| Dataset records |
-- Opening Marker --
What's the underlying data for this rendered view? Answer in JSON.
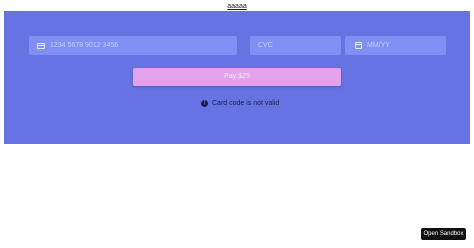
{
  "top": {
    "link_text": "aaaaa"
  },
  "form": {
    "card_number_placeholder": "1234 5678 9012 3456",
    "cvc_placeholder": "CVC",
    "expiry_placeholder": "MM/YY",
    "pay_label": "Pay $25",
    "error_icon": "!",
    "error_text": "Card code is not valid"
  },
  "footer": {
    "sandbox_label": "Open Sandbox"
  },
  "colors": {
    "panel": "#6773e3",
    "field": "#7f8ff4",
    "pay_button": "#e5a2ec",
    "sandbox_button": "#111111"
  },
  "icons": {
    "card": "credit-card-icon",
    "calendar": "calendar-icon",
    "error": "warning-icon"
  }
}
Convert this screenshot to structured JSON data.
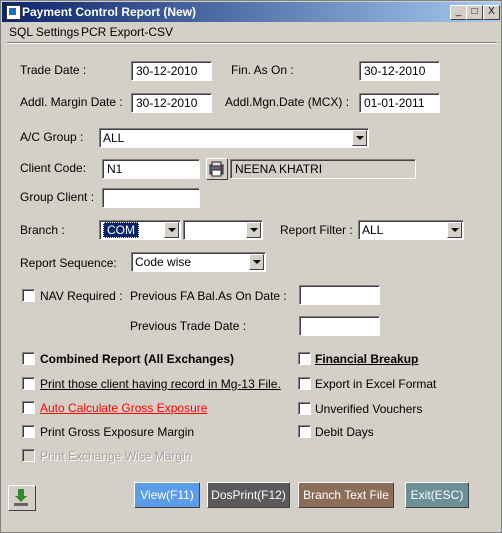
{
  "window": {
    "title": "Payment Control Report (New)"
  },
  "title_buttons": {
    "minimize": "_",
    "maximize": "□",
    "close": "X"
  },
  "menu": {
    "items": [
      "SQL Settings",
      "PCR Export-CSV"
    ]
  },
  "fields": {
    "trade_date": {
      "label": "Trade Date :",
      "value": "30-12-2010"
    },
    "fin_as_on": {
      "label": "Fin. As On :",
      "value": "30-12-2010"
    },
    "addl_margin_date": {
      "label": "Addl. Margin Date :",
      "value": "30-12-2010"
    },
    "addl_mgn_date_mcx": {
      "label": "Addl.Mgn.Date (MCX) :",
      "value": "01-01-2011"
    },
    "ac_group": {
      "label": "A/C Group :",
      "value": "ALL"
    },
    "client_code": {
      "label": "Client Code:",
      "value": "N1",
      "name": "NEENA KHATRI"
    },
    "group_client": {
      "label": "Group Client :",
      "value": ""
    },
    "branch": {
      "label": "Branch :",
      "value": "COM",
      "value2": ""
    },
    "report_filter": {
      "label": "Report Filter :",
      "value": "ALL"
    },
    "report_sequence": {
      "label": "Report Sequence:",
      "value": "Code wise"
    },
    "nav_required": {
      "label": "NAV Required :",
      "checked": false
    },
    "prev_fa_bal": {
      "label": "Previous FA Bal.As On Date :",
      "value": ""
    },
    "prev_trade_date": {
      "label": "Previous Trade Date :",
      "value": ""
    }
  },
  "options": {
    "combined_report": {
      "label": "Combined Report (All Exchanges)",
      "checked": false
    },
    "print_mg13": {
      "label": "Print those client having record in Mg-13 File.",
      "checked": false
    },
    "auto_calc_gross": {
      "label": "Auto Calculate Gross Exposure",
      "checked": false,
      "color": "#ff0000"
    },
    "print_gross_margin": {
      "label": "Print Gross Exposure Margin",
      "checked": false
    },
    "print_exch_wise": {
      "label": "Print Exchange Wise Margin",
      "checked": false,
      "disabled": true
    },
    "financial_breakup": {
      "label": "Financial Breakup",
      "checked": false
    },
    "export_excel": {
      "label": "Export in Excel Format",
      "checked": false
    },
    "unverified_vouchers": {
      "label": "Unverified Vouchers",
      "checked": false
    },
    "debit_days": {
      "label": "Debit Days",
      "checked": false
    }
  },
  "buttons": {
    "view": {
      "label": "View(F11)",
      "color": "#5b9be8"
    },
    "dosprint": {
      "label": "DosPrint(F12)",
      "color": "#5a5a5a"
    },
    "branch_text": {
      "label": "Branch Text File",
      "color": "#8c6e58"
    },
    "exit": {
      "label": "Exit(ESC)",
      "color": "#6a8f94"
    }
  }
}
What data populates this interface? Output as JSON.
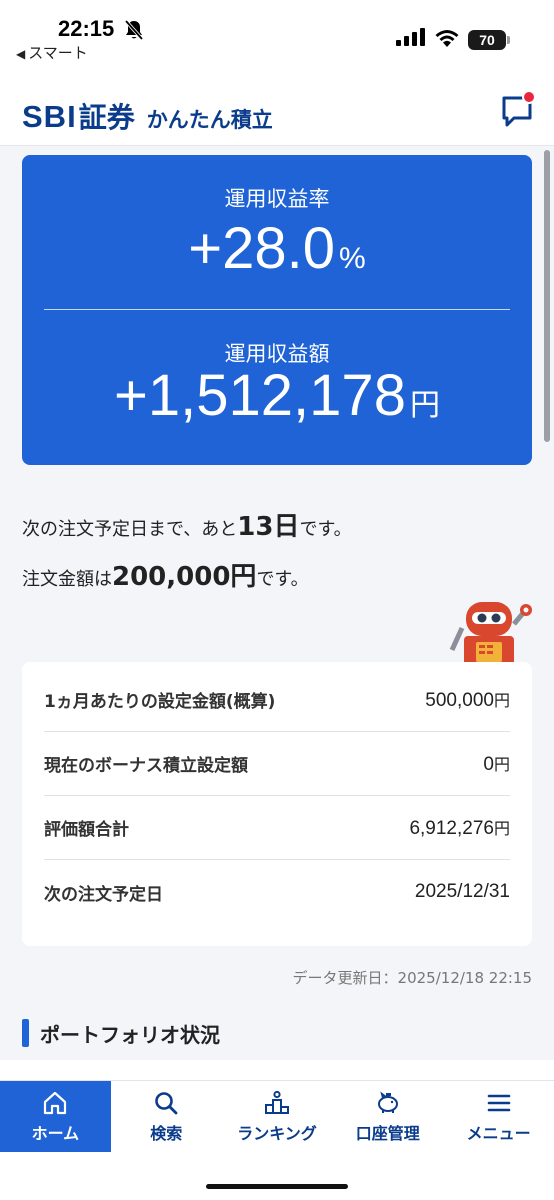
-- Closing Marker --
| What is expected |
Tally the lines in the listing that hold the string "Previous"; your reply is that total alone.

| Solution for this problem |
2